“Yes our region is growing, but that growth is not being felt equally. And while the future looks promising, it is far from promised. The impact of global trade uncertainties and tit for tat trade sanctions are yet unknown and closer to home BREXIT casts a large shadow over the island of Ireland. We are a small open economy on the periphery of Europe heavily reliant on revenues from corporation tax; Ireland is vulnerable to external factor” explains Dr. Borthwick.

Closer to home Dr. Borthwick plans for the future of the Mid-West are focused on addressing some of our anomalies as she seeks to ensure that we work toward creating an Inclusive Smart City-Region. “Think about this: The Mid-West is Ireland’s fastest growing investment location. Our citizens enjoy the highest average disposable income per capita outside the greater Dublin region; yet the GVA per person is 72% of national averages. We are home to Ireland’s University of the Year; and two-thirds of the labour force has a third level education.

But we also have the highest concentration of unemployment blackspots in the country; despite youth unemployment rates and the level of young adults ‘Not in Education Employment or Training’ being half state averages. Limerick City is the Irish poster-child for urban growth and resurgence, now the linchpin driving the economic growth of the city-region. Yet we are a rural economy with low population densities. FDI Intelligence rate Limerick as a European City of the Future; yet the region still has high employment dependence on traditional sectors, particularly manufacturing and agriculture” continues Dr. Borthwick.

In conclusion Dr. Borthwick noted that as one economic challenge is addressed, new ones continue to emerge and the unknown will always loom on the horizon. “When the Mid-West Action Plan for Jobs was initially launched in 2015 the challenges facing our economy was clearly identifiable – we needed more people in employment. Now that we are on the path to success there is a need to develop new plans to address newly emerging challenges; be that skills shortages, addressing the  increasing divergence in our productivity gap between indigenous SMEs and FDI companies, embracing the new world of digital work or working toward lower carbon emissions” continued Dr. Borthwick.

Regardless of the challenges however she concludes that “At the heart of our collective ambition must be building resilience and increasing the equality of access for all our citizens”.

**The Department of Business Enterprise and Innovation recently published the final progress reports for the Mid-West Action Plan for Jobs 2015-2017. The full report is available at:

Chief Reporter Pat Flynn has worked as a journalist for almost 30 years. His career began during the late 1980s when, like many aspiring radio presenters of the time, he worked for local pirate radio stations in Clare and Limerick. Pat joined Clare FM in 1990 where he worked as researcher initially and later presented several different programmes including the station's flagship current affairs programme. He was also the station's News Editor and Deputy Controller of Programmes.

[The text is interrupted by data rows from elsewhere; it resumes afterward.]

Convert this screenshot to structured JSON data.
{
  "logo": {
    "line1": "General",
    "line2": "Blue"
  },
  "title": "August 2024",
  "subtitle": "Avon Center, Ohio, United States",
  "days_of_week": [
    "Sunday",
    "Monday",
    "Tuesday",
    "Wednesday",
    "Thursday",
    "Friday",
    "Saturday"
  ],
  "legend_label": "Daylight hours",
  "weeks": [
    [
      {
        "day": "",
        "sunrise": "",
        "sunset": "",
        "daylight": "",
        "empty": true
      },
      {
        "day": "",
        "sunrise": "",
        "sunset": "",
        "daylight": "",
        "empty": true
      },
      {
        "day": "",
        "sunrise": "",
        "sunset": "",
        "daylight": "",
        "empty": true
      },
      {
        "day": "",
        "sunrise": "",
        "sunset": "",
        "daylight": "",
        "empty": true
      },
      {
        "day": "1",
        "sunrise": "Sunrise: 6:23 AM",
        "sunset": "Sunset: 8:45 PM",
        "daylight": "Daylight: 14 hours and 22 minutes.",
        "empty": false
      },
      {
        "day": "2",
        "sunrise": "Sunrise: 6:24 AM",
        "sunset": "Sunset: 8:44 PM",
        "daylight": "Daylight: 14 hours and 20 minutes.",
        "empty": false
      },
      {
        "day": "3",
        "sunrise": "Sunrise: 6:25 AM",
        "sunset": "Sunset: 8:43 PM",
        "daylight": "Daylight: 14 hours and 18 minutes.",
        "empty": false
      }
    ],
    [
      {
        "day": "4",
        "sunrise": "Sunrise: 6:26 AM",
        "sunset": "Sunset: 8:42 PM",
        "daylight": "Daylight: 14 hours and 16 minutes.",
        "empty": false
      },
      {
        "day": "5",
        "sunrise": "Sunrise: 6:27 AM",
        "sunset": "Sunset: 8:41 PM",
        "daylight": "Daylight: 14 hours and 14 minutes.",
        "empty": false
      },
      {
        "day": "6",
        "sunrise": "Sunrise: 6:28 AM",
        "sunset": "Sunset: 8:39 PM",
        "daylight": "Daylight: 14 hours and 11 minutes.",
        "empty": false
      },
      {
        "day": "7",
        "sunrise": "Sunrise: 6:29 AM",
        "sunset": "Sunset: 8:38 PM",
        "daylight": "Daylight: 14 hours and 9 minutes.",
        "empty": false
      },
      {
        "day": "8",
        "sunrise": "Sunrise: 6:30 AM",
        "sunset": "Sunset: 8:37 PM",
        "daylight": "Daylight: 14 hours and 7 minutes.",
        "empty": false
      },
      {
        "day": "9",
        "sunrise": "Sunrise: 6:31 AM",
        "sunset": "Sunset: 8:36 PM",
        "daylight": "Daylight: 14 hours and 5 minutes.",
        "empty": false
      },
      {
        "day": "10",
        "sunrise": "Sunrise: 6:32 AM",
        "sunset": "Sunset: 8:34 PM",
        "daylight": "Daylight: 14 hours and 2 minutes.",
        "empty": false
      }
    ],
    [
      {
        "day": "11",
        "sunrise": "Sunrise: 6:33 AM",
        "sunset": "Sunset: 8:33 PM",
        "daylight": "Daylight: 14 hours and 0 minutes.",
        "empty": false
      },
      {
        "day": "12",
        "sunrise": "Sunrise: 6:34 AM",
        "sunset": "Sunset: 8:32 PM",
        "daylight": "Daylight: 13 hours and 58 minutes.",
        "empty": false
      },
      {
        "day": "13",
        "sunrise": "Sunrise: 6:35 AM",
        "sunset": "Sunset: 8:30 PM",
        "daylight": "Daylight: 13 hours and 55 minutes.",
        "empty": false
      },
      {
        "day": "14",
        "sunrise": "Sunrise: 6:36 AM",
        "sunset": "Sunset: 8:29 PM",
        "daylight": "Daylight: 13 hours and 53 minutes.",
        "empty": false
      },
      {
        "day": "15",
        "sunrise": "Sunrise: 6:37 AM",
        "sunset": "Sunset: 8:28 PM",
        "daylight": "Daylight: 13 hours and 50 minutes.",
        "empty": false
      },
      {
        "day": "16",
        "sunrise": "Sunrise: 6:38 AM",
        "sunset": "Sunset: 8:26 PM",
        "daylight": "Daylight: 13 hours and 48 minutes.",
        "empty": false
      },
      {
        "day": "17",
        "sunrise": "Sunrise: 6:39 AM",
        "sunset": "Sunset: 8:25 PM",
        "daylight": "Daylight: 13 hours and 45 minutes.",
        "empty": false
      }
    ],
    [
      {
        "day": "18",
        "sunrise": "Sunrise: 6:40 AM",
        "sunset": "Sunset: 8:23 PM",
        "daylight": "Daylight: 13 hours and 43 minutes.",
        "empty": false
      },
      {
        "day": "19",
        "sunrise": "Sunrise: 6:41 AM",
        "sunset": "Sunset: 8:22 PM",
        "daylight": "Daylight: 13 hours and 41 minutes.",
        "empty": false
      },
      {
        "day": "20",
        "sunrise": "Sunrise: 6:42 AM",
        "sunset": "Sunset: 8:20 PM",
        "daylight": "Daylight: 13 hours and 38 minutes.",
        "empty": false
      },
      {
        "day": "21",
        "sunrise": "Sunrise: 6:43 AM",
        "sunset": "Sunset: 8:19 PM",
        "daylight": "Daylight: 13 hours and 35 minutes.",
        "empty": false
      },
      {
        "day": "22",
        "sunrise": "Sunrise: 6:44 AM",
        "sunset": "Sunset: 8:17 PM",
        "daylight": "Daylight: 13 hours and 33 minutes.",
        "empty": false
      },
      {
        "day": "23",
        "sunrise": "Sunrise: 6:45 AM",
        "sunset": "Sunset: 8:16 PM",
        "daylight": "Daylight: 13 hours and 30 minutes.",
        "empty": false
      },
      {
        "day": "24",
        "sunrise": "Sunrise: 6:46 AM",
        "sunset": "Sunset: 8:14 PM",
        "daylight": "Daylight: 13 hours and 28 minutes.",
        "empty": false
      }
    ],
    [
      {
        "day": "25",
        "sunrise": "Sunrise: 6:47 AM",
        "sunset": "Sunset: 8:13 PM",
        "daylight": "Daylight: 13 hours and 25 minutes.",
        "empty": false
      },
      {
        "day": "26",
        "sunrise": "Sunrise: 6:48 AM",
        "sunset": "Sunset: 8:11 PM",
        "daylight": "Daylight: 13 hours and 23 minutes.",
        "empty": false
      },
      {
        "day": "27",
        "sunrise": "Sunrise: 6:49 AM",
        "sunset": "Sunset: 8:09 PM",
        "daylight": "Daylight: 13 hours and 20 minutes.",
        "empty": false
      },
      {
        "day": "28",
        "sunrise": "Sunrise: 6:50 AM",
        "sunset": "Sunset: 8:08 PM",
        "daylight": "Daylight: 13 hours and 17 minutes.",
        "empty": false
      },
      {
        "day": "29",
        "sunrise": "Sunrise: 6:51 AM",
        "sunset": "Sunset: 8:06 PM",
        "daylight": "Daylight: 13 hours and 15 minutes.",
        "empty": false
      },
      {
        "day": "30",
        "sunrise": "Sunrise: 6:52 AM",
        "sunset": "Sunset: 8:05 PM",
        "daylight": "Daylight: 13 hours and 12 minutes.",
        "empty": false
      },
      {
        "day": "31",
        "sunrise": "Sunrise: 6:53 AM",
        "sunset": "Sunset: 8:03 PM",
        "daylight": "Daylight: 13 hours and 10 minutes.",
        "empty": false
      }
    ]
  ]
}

Despite leaving in 2003 to pursue a career as a freelance journalist, he continues to work with the station to this day. As well as being the Clare Herald’s Chief Reporter Pat is also freelance journalist and broadcaster, contributing to Ireland’s national newspapers and is a regular contributor to national broadcasters.